Sunday, April 22, 2012

Keynes’s Life, 1914–1920: WWI and its Aftermath

This is part 4 of notes and trivia on Keynes’s early life. Part 3 is here, which is drawn from D. E. Moggridge’s Maynard Keynes: An Economist’s Biography (London, 1992), and Robert Skidelsky’s John Maynard Keynes: Hopes Betrayed 1883–1920 (vol. 1; London, 1983).

Biographical details of interest and trivia:
(1) On 1 August 1914, Germany declared war on Russia; Britain declared war on Germany on 4 August 1914. Keynes, according to Skidelsky (1983: 295), had no great anti-war feeling, was not a pacifist, but wished to do something for Britain’s war effort, even though he himself did not enlist. Nor was he interested in the political origins of the conflict (Skidelsky 1983: 295).

(2) The UK had the following Prime Ministers in the war years:
Herbert Henry Asquith
1915–1916, coalition government

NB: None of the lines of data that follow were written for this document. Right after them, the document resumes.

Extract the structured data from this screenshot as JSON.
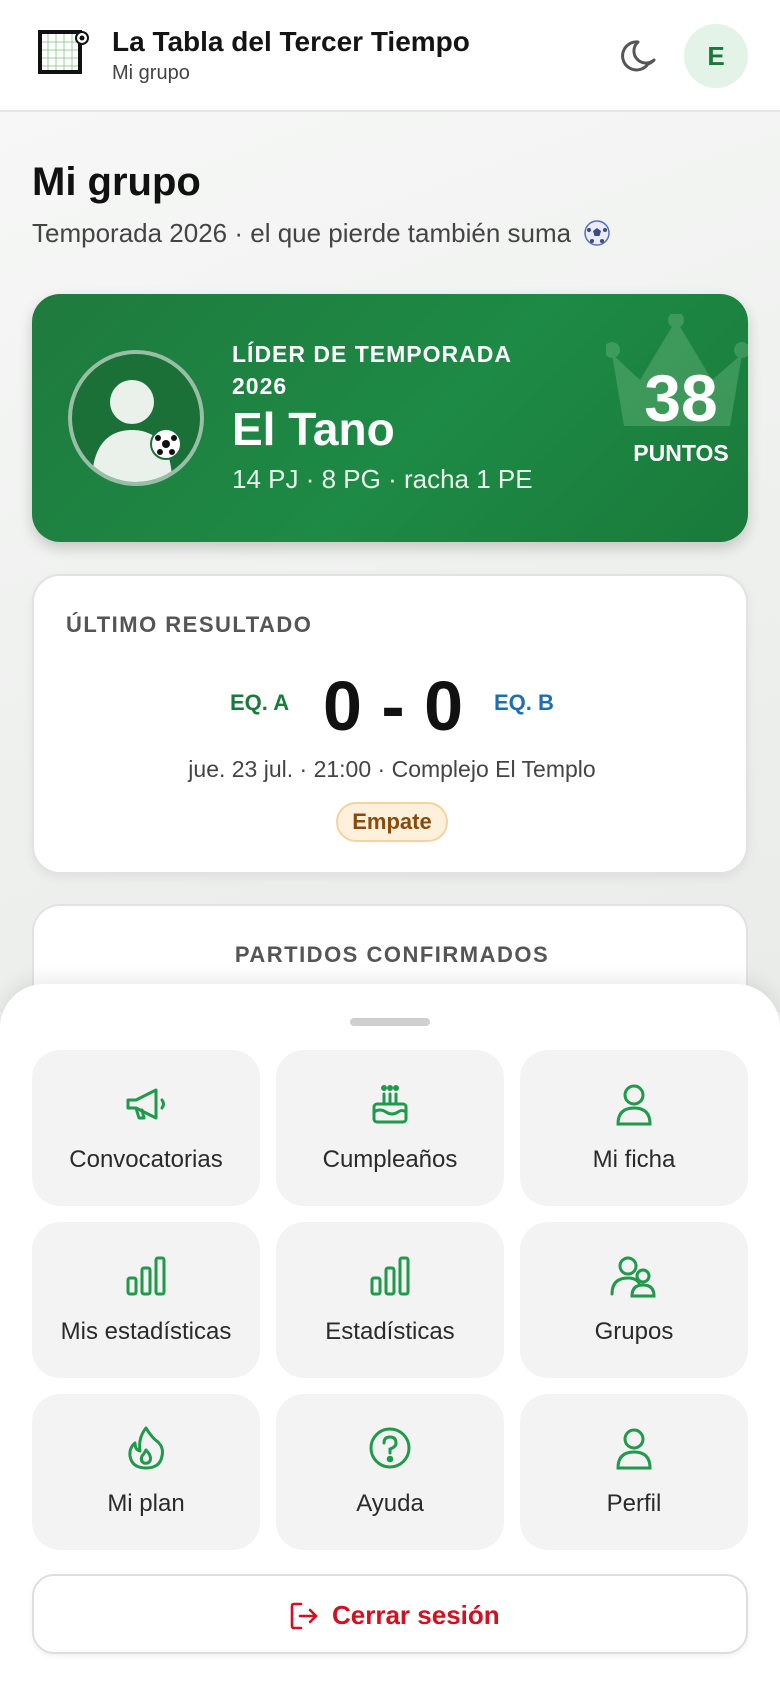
{
  "header": {
    "app_title": "La Tabla del Tercer Tiempo",
    "app_subtitle": "Mi grupo",
    "avatar_initial": "E",
    "icons": [
      "logo-icon",
      "moon-icon"
    ]
  },
  "page": {
    "title": "Mi grupo",
    "subtitle": "Temporada 2026 · el que pierde también suma"
  },
  "leader": {
    "label": "LÍDER DE TEMPORADA 2026",
    "name": "El Tano",
    "stats": "14 PJ · 8 PG · racha 1 PE",
    "points": "38",
    "points_label": "PUNTOS"
  },
  "last_result": {
    "title": "ÚLTIMO RESULTADO",
    "team_a": "EQ. A",
    "score": "0 - 0",
    "team_b": "EQ. B",
    "meta": "jue. 23 jul. · 21:00 · Complejo El Templo",
    "badge": "Empate"
  },
  "confirmed": {
    "title": "PARTIDOS CONFIRMADOS"
  },
  "menu": {
    "items": [
      {
        "label": "Convocatorias",
        "icon": "megaphone-icon"
      },
      {
        "label": "Cumpleaños",
        "icon": "cake-icon"
      },
      {
        "label": "Mi ficha",
        "icon": "user-icon"
      },
      {
        "label": "Mis estadísticas",
        "icon": "bar-chart-icon"
      },
      {
        "label": "Estadísticas",
        "icon": "bar-chart-icon"
      },
      {
        "label": "Grupos",
        "icon": "users-icon"
      },
      {
        "label": "Mi plan",
        "icon": "flame-icon"
      },
      {
        "label": "Ayuda",
        "icon": "help-circle-icon"
      },
      {
        "label": "Perfil",
        "icon": "user-icon"
      }
    ],
    "logout_label": "Cerrar sesión"
  },
  "colors": {
    "accent_green": "#1a7a3a",
    "icon_green": "#1f9a4a",
    "team_b_blue": "#1d6fb0",
    "logout_red": "#d40f1f",
    "badge_bg": "#fdf1dc"
  }
}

David Lloyd George
1916–1922, coalition government.
Both politicians are relevant to Keynes’s subsequent career and public service. Indeed, during the First World War, Keynes came to socialise with Prime Ministers and officials at the highest level of the British government.

(3) On 18 January 1915, Keynes stared work at the treasury as assistant to Sir George Paish (Skidelsky 1983: 297). Keynes attended an allied war conference in Paris from 2–5 February on the financing of the war, and helped design the system of British credits to the other allies held at the Bank of England. After May 1915, Keynes became a “member of the Treasury’s No. 1 Division, centrally concerned with the financial direction of the war” (Skidelsky 1983: 303).

(4) From June to July 1915 Keynes was seriously ill with appendicitis and pneumonia (Skidelsky 1983: 303).

(5) From 1916 Keynes believed that the war should be ended by a compromise peace treaty (Skidelsky 1983: 307).

(6) Keynes appeared to be opposed to the military conscription introduced in Britain in January 1916. He applied for exemption both on the grounds of doing work of national importance (at the Treasury) and on the grounds of conscientious objection (Skidelsky 1983: 317–318).

(7) Keynes published The Economic Consequences of the Peace on 12 December 1919. It became a best seller, being translated into German, Dutch, Italian, Russian, Japanese and other languages (Skidelsky 1983: 394). It made Keynes internationally famous.

(8) Other publications of Keynes in these years included the following:
Keynes, J. M. 1915. “The Works and Life of Walter Bagehot. by Russell Barrington” (Review), The Economic Journal 25.99 (Sep.): 369–375.

Keynes, J. M. 1915. “The Economics of War in Germany,” The Economic Journal 25.99 (Sep.): 443–452.

Keynes, J. M. 1920. “Currency and Credit. by R. G. Hawtrey” (Review), The Economic Journal 30.119 (Sep.): 362–365.

Keynes, J. M. 1920. “Indian Finance and Banking. by G. Findlay Shirras,” The Economic Journal 30.119 (Sep.): 396–397.

John Maynard Keynes – Timeline.

John Maynard Keynes, Wikipedia.


Keynes, W. Milo (ed.). 1975. Essays on John Maynard Keynes, Cambridge University Press, London.

Moggridge, D. E. 1992. Maynard Keynes: An Economist’s Biography, Routledge, London.

Skidelsky, R. J. A. 1983. John Maynard Keynes: Hopes Betrayed 1883–1920 (vol. 1), Macmillan, London.

1 comment:

  1. So, I take it that you shall soon e-mail Dr. Michael Emmett Brady for clarification on J.M. Keynes's A Treatise on Probability?

    I would recommend doing so, if you haven't yet.

    BTW, you also might want to check out Bertrand Russell's 1959 book, My Philosophical Development. I think it's in this book that Bertrand Russell defends Keynes's Treatise on Probability from criticism, but I could be wrong. You might want to ask Dr. Brady.